born, now living in Phoenix, ages 50 &70. We were just talking about struggling with being too available to too many, when few are available to us.
Your piece was like cool water for us out here in the desert. Many thanks, sis!!! ❤❤❤❤❤
I felt the same wayI generally agree with what the article was conveying (and feel that I try to do all of what is suggested) but the tone was not my style and made me not trust her. I love your blog so I find it interesting that you like this woman”s style of writing as I found it upsetting the way she interprets “womanhood. The “are you winning by a gentle & quiet spirit made me sad for all of these suffering women and her rec”s to them.
Thank you for writing this. I needed to hear it.
Thank you for writing this. I found it very thought-provoking: I’m thinking of the ways that I continue to perpetuate the trope of the [insert] black woman when I work with students or colleagues or friends. I’m constantly inspired by black women (both those I know, and those that I don’t know) and their work/ art/ community– but I also don’t want to make that the “currency” of our relationship, nor do I want to make it an expectation of their being. I will continue to consider the ways I engage in this and work to dismantle this conditioned behavior. In the meantime, I made a very small (it’s what I can do!) contribution– thank you again for doing this work, reaching people in New England, and beyond
from a New Englander living in Michigan
I really appreciated reading this piece. It’s given me a lot to think about. Mostly it makes me sad because I’m not sure how to help. I certainly hope I lift people up, and I never intend to hurt anyone. Thank you for sharing your experience so I can consider ways to do better going forward.
Thank you for a reminder I needed. I will continue to notice and acknowledge the importance of understanding the impact I have when my sensitivity lags behind my good will. I appreciate this being called out.
Harsh, and beautifully real.
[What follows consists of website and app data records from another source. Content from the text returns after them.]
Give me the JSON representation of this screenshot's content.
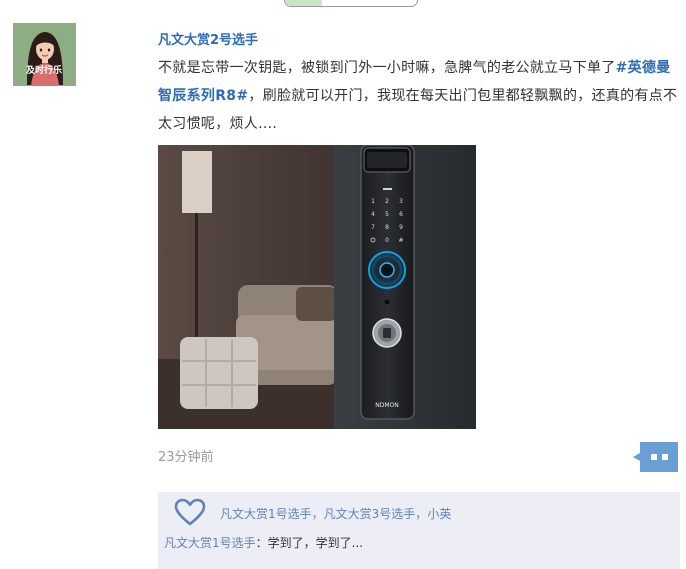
{
  "post": {
    "author": "凡文大赏2号选手",
    "avatar_caption": "及时行乐",
    "text_before": "不就是忘带一次钥匙，被锁到门外一小时嘛，急脾气的老公就立马下单了",
    "hashtag": "#英德曼智辰系列R8#",
    "text_after": "，刷脸就可以开门，我现在每天出门包里都轻飘飘的，还真的有点不太习惯呢，烦人....",
    "image_brand": "NDMON",
    "keypad": [
      "1",
      "2",
      "3",
      "4",
      "5",
      "6",
      "7",
      "8",
      "9",
      "0",
      "#"
    ],
    "timestamp": "23分钟前"
  },
  "likes": {
    "names": [
      "凡文大赏1号选手",
      "凡文大赏3号选手",
      "小英"
    ],
    "separator": "，"
  },
  "comment": {
    "author": "凡文大赏1号选手",
    "separator": "：",
    "text": "学到了，学到了..."
  },
  "colors": {
    "link_blue": "#2f6bb5",
    "like_blue": "#5d84b5",
    "interaction_bg": "#edeef5",
    "comment_button": "#6a9fd6"
  },
  "icons": {
    "like": "heart-icon",
    "comment": "comment-bubble-icon"
  }
}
I am kind of obsessed with this blog and this essay is one of the reasons why.
This was one of the most impressive pieces that I’ve read in 5 years. It was the truth in every sense.
Thank you for speaking my reality!
Albuquerque, New Mexico
Thank you for this. Sharing.
Comments are closed.